Exercise details = Lines that contain the string "JSON" are the ones to list; copy all of them from the records.

Stored entries =
------------------------

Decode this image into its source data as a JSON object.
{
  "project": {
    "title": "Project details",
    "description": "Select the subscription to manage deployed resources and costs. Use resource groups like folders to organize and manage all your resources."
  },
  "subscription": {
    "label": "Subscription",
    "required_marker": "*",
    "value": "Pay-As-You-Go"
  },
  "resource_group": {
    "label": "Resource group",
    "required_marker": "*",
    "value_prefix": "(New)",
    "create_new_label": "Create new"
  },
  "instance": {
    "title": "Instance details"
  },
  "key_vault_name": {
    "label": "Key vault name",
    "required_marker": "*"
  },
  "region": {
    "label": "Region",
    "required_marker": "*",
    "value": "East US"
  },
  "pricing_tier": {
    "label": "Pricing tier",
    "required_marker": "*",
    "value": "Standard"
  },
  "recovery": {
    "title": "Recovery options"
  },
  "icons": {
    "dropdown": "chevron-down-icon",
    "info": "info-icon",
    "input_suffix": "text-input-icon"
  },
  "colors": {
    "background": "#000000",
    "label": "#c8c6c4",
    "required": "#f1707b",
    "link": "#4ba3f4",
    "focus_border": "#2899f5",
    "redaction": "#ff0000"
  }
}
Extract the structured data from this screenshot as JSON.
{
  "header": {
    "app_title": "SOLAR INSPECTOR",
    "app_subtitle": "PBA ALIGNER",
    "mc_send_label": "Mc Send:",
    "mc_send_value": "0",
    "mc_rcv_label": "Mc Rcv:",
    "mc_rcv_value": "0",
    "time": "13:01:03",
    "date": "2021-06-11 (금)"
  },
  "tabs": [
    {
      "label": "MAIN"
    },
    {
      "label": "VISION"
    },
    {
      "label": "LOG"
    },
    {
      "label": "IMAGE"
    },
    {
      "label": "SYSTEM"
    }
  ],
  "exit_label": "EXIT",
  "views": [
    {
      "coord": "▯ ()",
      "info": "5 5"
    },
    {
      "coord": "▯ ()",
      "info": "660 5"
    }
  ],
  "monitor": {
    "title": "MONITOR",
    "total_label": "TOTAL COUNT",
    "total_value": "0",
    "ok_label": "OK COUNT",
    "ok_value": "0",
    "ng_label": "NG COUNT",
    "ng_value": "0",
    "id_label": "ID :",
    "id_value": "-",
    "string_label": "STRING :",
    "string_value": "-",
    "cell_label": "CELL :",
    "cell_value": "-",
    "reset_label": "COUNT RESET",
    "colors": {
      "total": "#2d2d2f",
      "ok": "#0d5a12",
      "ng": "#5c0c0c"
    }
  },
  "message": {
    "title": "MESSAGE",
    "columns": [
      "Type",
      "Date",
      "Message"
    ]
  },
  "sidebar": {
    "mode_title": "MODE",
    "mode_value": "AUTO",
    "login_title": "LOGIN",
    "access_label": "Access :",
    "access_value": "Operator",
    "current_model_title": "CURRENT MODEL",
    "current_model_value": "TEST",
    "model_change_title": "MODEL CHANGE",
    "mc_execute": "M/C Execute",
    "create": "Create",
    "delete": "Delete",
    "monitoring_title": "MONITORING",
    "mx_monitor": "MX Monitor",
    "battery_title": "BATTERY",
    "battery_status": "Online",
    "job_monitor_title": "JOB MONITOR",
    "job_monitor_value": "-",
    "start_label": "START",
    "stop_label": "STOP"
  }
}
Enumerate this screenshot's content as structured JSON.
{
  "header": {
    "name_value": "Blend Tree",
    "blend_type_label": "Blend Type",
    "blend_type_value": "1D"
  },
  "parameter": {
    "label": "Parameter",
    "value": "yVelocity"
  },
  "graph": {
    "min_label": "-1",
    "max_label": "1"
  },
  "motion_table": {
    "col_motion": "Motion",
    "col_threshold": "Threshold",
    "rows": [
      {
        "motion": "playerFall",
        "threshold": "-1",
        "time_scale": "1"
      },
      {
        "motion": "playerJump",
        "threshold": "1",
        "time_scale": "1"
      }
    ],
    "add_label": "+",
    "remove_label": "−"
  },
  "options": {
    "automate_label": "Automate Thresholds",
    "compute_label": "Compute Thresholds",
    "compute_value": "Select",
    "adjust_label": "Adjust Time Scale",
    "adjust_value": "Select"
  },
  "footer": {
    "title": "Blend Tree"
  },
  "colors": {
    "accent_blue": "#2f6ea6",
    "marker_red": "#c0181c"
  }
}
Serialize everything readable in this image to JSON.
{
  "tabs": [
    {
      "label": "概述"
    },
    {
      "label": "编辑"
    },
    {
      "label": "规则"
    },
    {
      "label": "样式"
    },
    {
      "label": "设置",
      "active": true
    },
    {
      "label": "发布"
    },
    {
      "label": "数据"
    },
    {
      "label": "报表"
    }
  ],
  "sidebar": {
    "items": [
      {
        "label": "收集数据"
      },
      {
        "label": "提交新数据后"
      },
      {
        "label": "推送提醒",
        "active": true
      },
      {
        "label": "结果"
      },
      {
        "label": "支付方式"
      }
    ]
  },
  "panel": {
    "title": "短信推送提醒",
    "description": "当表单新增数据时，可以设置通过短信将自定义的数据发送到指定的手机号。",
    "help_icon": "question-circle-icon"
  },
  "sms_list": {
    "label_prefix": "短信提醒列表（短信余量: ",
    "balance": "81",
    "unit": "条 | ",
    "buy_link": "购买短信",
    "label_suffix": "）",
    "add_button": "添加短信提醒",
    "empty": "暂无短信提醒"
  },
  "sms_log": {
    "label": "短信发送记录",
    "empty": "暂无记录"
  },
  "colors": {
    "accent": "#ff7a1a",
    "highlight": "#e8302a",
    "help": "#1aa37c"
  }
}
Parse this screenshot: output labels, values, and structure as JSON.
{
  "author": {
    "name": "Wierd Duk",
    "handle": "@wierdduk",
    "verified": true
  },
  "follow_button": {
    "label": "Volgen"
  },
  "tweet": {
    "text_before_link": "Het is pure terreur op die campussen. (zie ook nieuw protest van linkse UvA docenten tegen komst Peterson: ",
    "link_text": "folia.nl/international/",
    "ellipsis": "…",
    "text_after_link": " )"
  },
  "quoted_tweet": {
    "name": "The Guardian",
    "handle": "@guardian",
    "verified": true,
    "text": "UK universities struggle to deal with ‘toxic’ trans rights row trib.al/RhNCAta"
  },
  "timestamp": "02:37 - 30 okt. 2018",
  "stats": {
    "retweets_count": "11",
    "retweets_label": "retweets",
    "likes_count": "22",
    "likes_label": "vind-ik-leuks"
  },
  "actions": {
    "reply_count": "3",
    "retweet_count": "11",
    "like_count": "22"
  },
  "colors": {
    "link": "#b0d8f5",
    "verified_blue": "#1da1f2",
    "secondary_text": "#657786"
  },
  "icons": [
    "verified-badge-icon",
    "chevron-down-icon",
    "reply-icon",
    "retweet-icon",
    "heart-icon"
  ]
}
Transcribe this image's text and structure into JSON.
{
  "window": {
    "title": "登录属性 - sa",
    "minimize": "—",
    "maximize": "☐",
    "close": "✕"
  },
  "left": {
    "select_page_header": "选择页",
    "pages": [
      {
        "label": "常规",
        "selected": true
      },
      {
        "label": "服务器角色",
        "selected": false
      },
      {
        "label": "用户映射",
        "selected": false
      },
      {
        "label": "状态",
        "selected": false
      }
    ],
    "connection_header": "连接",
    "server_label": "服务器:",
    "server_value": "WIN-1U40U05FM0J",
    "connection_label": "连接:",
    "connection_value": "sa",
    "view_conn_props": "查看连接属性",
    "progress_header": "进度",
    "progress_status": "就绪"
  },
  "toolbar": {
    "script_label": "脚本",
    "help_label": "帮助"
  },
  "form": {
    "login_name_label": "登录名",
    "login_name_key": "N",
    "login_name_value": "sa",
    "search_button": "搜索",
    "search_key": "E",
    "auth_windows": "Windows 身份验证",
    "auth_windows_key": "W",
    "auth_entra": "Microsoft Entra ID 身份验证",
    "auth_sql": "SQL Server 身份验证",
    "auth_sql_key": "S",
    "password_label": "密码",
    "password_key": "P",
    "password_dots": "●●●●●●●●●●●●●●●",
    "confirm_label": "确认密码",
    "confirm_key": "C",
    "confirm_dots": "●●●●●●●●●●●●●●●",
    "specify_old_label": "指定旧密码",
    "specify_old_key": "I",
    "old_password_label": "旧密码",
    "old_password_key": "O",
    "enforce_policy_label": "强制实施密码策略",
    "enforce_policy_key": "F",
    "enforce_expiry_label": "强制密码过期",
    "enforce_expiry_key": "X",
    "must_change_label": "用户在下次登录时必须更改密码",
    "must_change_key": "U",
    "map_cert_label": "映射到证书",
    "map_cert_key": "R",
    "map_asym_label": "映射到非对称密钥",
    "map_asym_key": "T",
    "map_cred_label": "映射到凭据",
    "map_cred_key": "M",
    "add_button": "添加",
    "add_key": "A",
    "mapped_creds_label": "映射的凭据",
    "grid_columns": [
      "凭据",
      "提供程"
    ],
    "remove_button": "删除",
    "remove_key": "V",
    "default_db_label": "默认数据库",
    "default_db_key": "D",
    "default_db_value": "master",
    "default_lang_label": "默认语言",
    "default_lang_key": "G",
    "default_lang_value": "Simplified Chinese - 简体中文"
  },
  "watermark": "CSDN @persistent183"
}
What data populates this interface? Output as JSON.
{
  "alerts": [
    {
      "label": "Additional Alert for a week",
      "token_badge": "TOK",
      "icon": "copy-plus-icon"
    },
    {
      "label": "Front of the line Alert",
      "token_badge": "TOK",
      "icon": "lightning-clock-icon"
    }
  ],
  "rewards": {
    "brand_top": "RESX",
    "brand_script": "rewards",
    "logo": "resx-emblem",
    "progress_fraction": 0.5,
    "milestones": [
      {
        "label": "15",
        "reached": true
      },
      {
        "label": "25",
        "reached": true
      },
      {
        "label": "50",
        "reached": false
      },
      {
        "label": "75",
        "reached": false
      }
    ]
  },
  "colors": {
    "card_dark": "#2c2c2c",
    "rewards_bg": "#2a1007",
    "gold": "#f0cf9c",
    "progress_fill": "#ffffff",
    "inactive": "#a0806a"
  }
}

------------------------

Solution to this task =
Decode this image into its source data as a JSON object.
Extract the structured data from this screenshot as JSON.
Enumerate this screenshot's content as structured JSON.
Serialize everything readable in this image to JSON.
Parse this screenshot: output labels, values, and structure as JSON.
Transcribe this image's text and structure into JSON.
What data populates this interface? Output as JSON.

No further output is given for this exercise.